◆ **Instructions for the task**
Check each line of the data for "shirt", and copy the ones that have it.

□ □ □ □

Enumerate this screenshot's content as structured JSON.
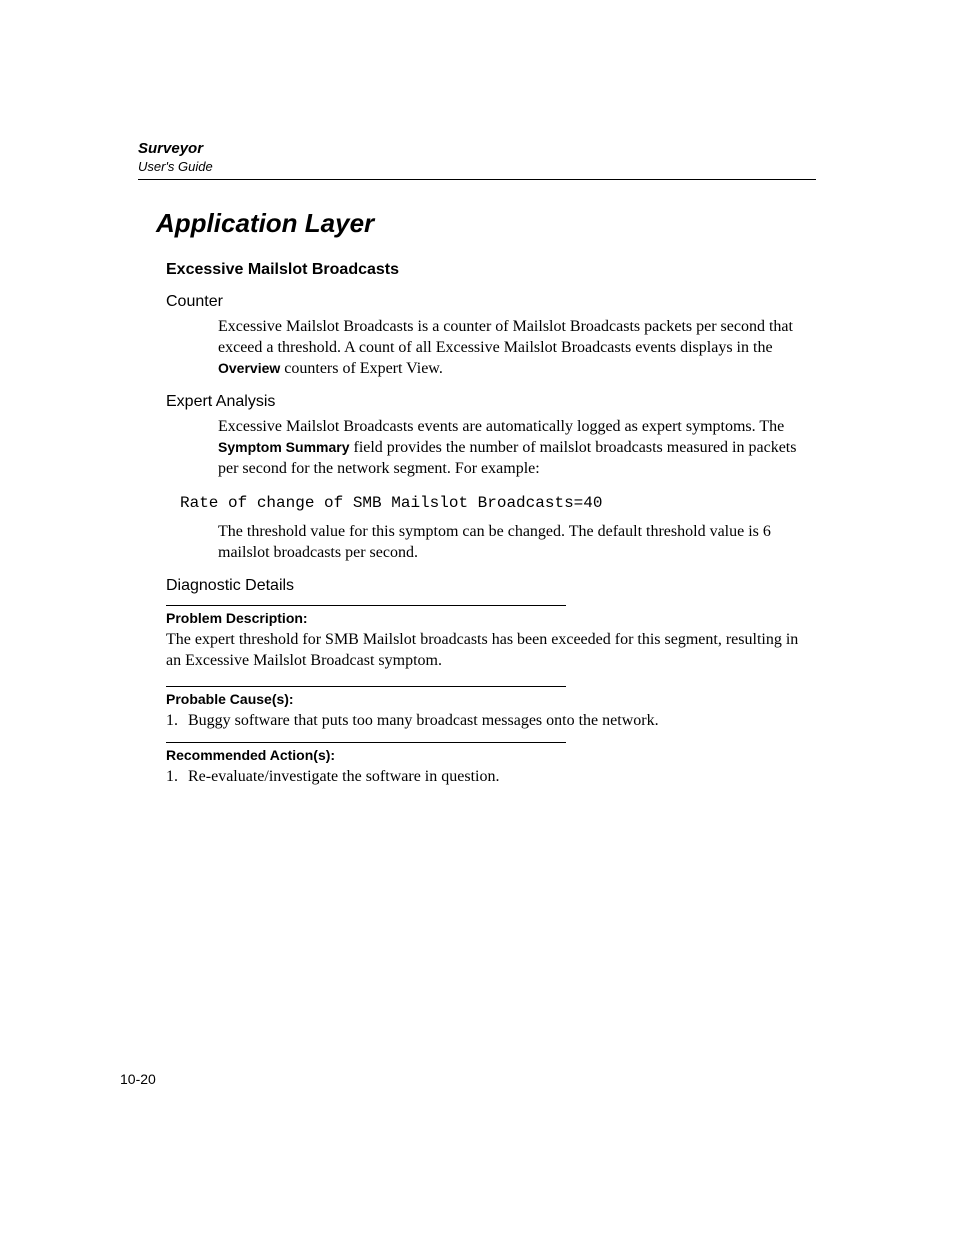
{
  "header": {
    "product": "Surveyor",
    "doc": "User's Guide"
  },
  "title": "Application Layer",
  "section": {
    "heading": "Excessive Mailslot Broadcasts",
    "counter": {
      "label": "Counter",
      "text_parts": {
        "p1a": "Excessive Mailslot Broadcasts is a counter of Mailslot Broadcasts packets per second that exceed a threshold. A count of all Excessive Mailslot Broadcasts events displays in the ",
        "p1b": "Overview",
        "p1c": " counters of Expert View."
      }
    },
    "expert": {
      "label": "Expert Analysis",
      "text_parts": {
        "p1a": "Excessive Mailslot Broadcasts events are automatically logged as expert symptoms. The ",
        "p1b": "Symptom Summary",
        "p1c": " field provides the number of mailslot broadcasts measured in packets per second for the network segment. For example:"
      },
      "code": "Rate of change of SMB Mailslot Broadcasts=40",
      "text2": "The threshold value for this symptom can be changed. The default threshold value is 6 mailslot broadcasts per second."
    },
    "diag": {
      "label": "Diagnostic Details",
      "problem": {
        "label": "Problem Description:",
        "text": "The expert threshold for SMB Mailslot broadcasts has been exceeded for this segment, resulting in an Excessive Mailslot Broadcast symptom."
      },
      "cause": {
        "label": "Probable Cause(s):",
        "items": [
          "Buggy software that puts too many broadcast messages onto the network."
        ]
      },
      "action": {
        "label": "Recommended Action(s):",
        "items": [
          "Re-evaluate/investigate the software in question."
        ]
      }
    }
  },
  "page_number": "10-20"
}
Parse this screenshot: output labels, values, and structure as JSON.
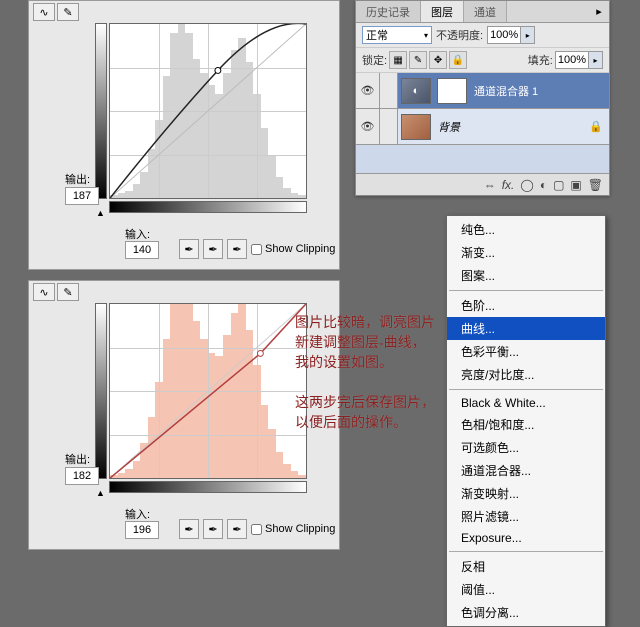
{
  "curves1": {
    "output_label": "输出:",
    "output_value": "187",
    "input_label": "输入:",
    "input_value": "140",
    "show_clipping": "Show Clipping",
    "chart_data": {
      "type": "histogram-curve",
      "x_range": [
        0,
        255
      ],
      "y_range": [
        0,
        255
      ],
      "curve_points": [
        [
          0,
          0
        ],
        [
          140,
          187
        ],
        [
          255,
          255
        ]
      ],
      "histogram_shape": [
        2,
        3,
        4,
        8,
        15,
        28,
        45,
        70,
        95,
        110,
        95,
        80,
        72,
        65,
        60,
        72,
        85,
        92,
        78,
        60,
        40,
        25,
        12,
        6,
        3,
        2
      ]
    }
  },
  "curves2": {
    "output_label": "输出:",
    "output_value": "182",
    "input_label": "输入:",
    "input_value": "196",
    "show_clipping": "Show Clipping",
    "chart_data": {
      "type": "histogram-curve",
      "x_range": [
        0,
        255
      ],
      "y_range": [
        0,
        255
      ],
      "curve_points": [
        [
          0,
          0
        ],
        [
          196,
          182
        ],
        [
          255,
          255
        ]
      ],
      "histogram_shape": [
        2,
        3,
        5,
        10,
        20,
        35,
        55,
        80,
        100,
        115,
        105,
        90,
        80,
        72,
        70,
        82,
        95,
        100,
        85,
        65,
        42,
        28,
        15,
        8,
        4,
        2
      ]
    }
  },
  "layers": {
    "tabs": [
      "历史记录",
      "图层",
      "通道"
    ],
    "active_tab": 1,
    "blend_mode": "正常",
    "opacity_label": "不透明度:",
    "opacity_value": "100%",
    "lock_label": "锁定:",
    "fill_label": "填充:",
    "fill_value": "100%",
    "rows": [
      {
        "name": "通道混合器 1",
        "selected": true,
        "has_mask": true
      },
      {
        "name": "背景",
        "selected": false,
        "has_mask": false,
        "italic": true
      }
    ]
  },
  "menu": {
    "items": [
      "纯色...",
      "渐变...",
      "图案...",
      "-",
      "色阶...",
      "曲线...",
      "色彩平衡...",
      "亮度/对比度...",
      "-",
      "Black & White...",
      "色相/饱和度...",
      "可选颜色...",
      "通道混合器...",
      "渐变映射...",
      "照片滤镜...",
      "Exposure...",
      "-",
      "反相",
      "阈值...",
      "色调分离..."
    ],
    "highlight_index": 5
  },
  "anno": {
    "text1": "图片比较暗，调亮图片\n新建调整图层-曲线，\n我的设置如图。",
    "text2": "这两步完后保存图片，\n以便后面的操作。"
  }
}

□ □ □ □

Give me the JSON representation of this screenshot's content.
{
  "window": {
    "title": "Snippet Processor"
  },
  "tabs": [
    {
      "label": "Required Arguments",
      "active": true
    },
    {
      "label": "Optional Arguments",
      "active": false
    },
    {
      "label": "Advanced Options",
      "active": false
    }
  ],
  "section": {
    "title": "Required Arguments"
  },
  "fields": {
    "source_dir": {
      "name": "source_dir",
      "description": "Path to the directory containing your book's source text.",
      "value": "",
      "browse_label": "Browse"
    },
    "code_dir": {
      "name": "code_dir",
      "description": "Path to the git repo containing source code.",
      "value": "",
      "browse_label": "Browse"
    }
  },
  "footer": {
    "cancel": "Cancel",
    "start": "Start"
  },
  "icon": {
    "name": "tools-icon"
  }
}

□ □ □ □

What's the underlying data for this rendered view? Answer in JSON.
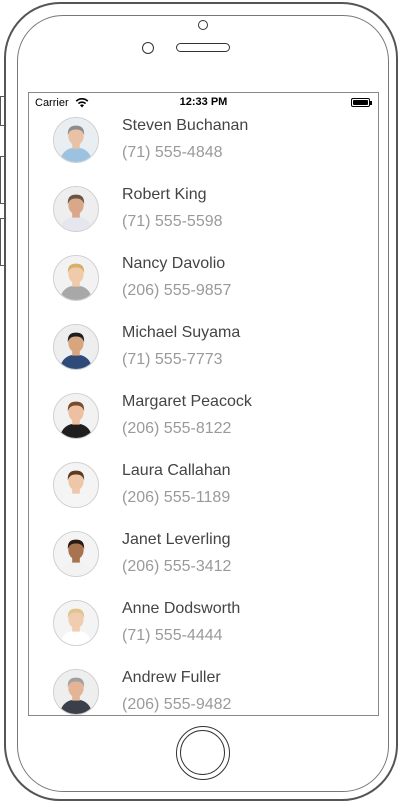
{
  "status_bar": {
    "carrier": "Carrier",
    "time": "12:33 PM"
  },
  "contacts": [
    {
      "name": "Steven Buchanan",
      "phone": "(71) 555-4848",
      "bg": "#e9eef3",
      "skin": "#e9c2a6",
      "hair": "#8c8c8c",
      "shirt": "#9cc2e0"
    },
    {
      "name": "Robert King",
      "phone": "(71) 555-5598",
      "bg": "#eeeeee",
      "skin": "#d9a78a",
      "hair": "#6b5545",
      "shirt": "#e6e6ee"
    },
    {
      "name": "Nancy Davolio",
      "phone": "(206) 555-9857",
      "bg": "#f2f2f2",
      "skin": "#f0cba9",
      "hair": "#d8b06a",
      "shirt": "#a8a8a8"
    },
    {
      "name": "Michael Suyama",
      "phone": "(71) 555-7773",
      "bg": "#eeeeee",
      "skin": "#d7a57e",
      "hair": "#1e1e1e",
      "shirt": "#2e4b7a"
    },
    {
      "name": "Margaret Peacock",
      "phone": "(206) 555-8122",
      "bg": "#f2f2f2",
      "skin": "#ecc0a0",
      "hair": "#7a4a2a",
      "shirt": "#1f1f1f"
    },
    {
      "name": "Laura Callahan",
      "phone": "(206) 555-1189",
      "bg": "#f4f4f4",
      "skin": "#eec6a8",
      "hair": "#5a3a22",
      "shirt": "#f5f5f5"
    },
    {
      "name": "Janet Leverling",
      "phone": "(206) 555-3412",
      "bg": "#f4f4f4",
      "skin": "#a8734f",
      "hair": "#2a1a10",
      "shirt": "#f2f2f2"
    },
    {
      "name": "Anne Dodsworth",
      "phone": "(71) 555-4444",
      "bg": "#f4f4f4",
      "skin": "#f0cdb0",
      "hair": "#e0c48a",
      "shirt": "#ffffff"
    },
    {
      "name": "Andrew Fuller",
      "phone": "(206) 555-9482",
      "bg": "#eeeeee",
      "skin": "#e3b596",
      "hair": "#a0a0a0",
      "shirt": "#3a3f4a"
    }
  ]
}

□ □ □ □

◆ **Exercise solution**
      "shirt": "#9cc2e0"
      "shirt": "#e6e6ee"
      "shirt": "#a8a8a8"
      "shirt": "#2e4b7a"
      "shirt": "#1f1f1f"
      "shirt": "#f5f5f5"
      "shirt": "#f2f2f2"
      "shirt": "#ffffff"
      "shirt": "#3a3f4a"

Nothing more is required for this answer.